Top of Data shown

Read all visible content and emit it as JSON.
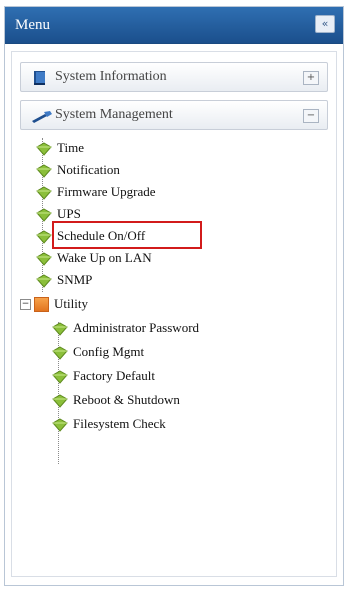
{
  "header": {
    "title": "Menu",
    "collapse_symbol": "«"
  },
  "sections": [
    {
      "label": "System Information",
      "toggle": "+",
      "icon": "book-icon"
    },
    {
      "label": "System Management",
      "toggle": "−",
      "icon": "wrench-icon"
    }
  ],
  "system_management_items": [
    {
      "label": "Time",
      "icon": "gem-icon"
    },
    {
      "label": "Notification",
      "icon": "gem-icon"
    },
    {
      "label": "Firmware Upgrade",
      "icon": "gem-icon"
    },
    {
      "label": "UPS",
      "icon": "gem-icon"
    },
    {
      "label": "Schedule On/Off",
      "icon": "gem-icon",
      "highlighted": true
    },
    {
      "label": "Wake Up on LAN",
      "icon": "gem-icon"
    },
    {
      "label": "SNMP",
      "icon": "gem-icon"
    }
  ],
  "utility": {
    "label": "Utility",
    "toggle": "−",
    "icon": "folder-icon",
    "items": [
      {
        "label": "Administrator Password",
        "icon": "gem-icon"
      },
      {
        "label": "Config Mgmt",
        "icon": "gem-icon"
      },
      {
        "label": "Factory Default",
        "icon": "gem-icon"
      },
      {
        "label": "Reboot & Shutdown",
        "icon": "gem-icon"
      },
      {
        "label": "Filesystem Check",
        "icon": "gem-icon"
      }
    ]
  },
  "colors": {
    "header_bg": "#2f6fb2",
    "highlight_border": "#d21b1b",
    "gem_green": "#8bbf3a",
    "folder_orange": "#f28c28"
  }
}
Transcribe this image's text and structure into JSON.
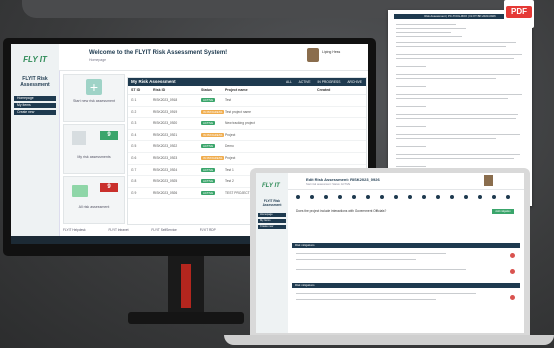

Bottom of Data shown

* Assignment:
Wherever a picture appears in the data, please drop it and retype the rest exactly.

* Task solution:
Read all visible content and emit it as JSON.
{
  "header": {
    "title": "Menu",
    "collapse_symbol": "«"
  },
  "sections": [
    {
      "label": "System Information",
      "toggle": "+",
      "icon": "book-icon"
    },
    {
      "label": "System Management",
      "toggle": "−",
      "icon": "wrench-icon"
    }
  ],
  "system_management_items": [
    {
      "label": "Time",
      "icon": "gem-icon"
    },
    {
      "label": "Notification",
      "icon": "gem-icon"
    },
    {
      "label": "Firmware Upgrade",
      "icon": "gem-icon"
    },
    {
      "label": "UPS",
      "icon": "gem-icon"
    },
    {
      "label": "Schedule On/Off",
      "icon": "gem-icon",
      "highlighted": true
    },
    {
      "label": "Wake Up on LAN",
      "icon": "gem-icon"
    },
    {
      "label": "SNMP",
      "icon": "gem-icon"
    }
  ],
  "utility": {
    "label": "Utility",
    "toggle": "−",
    "icon": "folder-icon",
    "items": [
      {
        "label": "Administrator Password",
        "icon": "gem-icon"
      },
      {
        "label": "Config Mgmt",
        "icon": "gem-icon"
      },
      {
        "label": "Factory Default",
        "icon": "gem-icon"
      },
      {
        "label": "Reboot & Shutdown",
        "icon": "gem-icon"
      },
      {
        "label": "Filesystem Check",
        "icon": "gem-icon"
      }
    ]
  },
  "colors": {
    "header_bg": "#2f6fb2",
    "highlight_border": "#d21b1b",
    "gem_green": "#8bbf3a",
    "folder_orange": "#f28c28"
  }
}
Transcribe this image's text and structure into JSON.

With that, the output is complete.